Kastalidis has unexpectedly dashed off for a meeting in Sydney, so Fender is cautious talking about work such as Mona that Katsalidis has been primarily responsible for. Yet Fender makes it clear that with such projects, owners/gallery directors are integral: a building’s personality emerges through these people’s aspirations. With clients such as Walsh, it is a genuine collaboration, “an enormous amount of progressive sitting down, producing concepts and then working through to push, test and improve”. The building might not be the point: the collection is the focus.

Mona southern facade
Mona Museum of Old and New Art. Southern Façade viewed from Little Frying Pan Island, south of the museum. Photograph credit: Mona/Leigh Carmichael. Image courtesy of Mona, Museum of Old and New Art, Hobart, Tasmania, Australia.

In other work, such as Garangula Gallery in New South Wales, owned by a Swiss currency trader, it was less organic and more about taking a specific brief — in this case, the simple direction of “100 artworks, 100 people for dinner”. The idea with Garangula was to carefully display 100 works of Indigenous art but also make the place a sort of banquet hall for the owner when he holds grand dinners. “So the Indigenous art is contained within chambers, almost like caves,” Fender explains, doing a sketch. “But it was designed so that the walls could turn and make this big space down the middle, like a baronial hall.” The walls pivot and the art moves from being contained in intimate, calm spaces, to face out to the 100 guests. As well, collaborator Mirams worked with artist Jonathan Jones of the local Wiradjuri people to shape some of the external architectural content of the building — animating a water feature near the sculpture courtyard, a corten steel screen and a rammed earth facade.

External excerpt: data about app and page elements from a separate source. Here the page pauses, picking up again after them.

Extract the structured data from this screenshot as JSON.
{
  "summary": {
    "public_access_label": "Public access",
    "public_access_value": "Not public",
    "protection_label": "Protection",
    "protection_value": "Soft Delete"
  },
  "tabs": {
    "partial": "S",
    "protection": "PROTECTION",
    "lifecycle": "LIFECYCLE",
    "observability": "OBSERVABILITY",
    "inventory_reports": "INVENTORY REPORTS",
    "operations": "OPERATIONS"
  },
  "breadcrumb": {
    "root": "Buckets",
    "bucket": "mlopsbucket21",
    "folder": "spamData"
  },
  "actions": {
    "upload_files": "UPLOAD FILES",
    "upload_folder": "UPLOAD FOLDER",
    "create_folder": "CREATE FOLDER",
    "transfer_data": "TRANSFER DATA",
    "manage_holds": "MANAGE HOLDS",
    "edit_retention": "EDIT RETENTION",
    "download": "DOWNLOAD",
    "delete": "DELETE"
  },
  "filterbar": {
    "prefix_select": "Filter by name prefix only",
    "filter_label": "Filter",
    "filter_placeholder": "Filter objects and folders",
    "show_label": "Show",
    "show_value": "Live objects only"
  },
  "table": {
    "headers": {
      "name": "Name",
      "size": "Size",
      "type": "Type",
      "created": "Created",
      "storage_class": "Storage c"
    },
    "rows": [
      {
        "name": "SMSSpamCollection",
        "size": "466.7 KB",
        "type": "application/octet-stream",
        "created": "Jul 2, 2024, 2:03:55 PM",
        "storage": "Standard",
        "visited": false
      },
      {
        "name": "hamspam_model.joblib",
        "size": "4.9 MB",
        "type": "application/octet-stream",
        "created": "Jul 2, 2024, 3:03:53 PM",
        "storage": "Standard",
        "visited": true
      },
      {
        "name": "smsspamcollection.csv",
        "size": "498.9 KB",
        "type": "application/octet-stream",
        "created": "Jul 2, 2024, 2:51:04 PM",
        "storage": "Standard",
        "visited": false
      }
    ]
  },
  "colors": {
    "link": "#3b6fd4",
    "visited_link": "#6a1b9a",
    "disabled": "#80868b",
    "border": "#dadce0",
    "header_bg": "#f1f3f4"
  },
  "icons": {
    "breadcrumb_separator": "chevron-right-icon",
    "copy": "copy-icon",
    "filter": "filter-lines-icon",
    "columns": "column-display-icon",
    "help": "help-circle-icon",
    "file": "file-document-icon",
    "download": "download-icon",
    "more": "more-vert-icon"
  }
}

Likewise, the Bendigo Art Gallery comes to life as Fender illustrates the extraordinary and long-term organic development of the site, beginning with $4.9m of additions over three separate incursions, plus the most recent creation of a new gallery and storage site finished in 2014, with more possibly to come. Beginning with working on three heritage spaces and a site next door occupied by a 1960s motel, the site now has a well-known glassed-in sculpture gallery at the rear, an inviting gateway at the front, and a new exhibition space at the rear that has a central cube-shaped interior that is slightly pivoted to form interesting spaces around it. “Part of the charm of Bendigo Gallery is that it was organic, it just grew and grew,” Fender says. He’s not surprised visitor numbers have skyrocketed since the first addition, under director Tony Ellwood in 1997, to Karen Quinlan’s continuing long-term reign.

In other projects, art has emerged via the ventilation shaft that became an art space at Republic Tower, the heroic classical pillars by Peter Corlett at Melbourne Terrace, and the postmodern façade by Christine O’Loughlin at the Ian Potter Museum of Art, and all have become embedded in the urban fabric. “Sometimes out of those sorts of restrictions [the ventilation shaft] come great opportunities. These things become part of the legend of the city.”

Fender and Katsalidis inadvertently created another such legend at Eureka Tower, which Fender describes as “almost public art”, especially with the whimsy of the red stripe at the top. (“Buildings don’t have to finish with a bloody mast!” he huffs.) ‘”People started saying ‘What’s the red thing?’ and the legend started that it is the blood spilt at the gold rush.”

And who started that myth? Fender smiles, a tricky flash in his eye. “We did.”

Fender Katsalidis: Working Architecture, published by Uro Publications 2017, includes contributions from Leon van Schaik, Graeme Gunn and Peter Wilson.

 

Andrew Stephens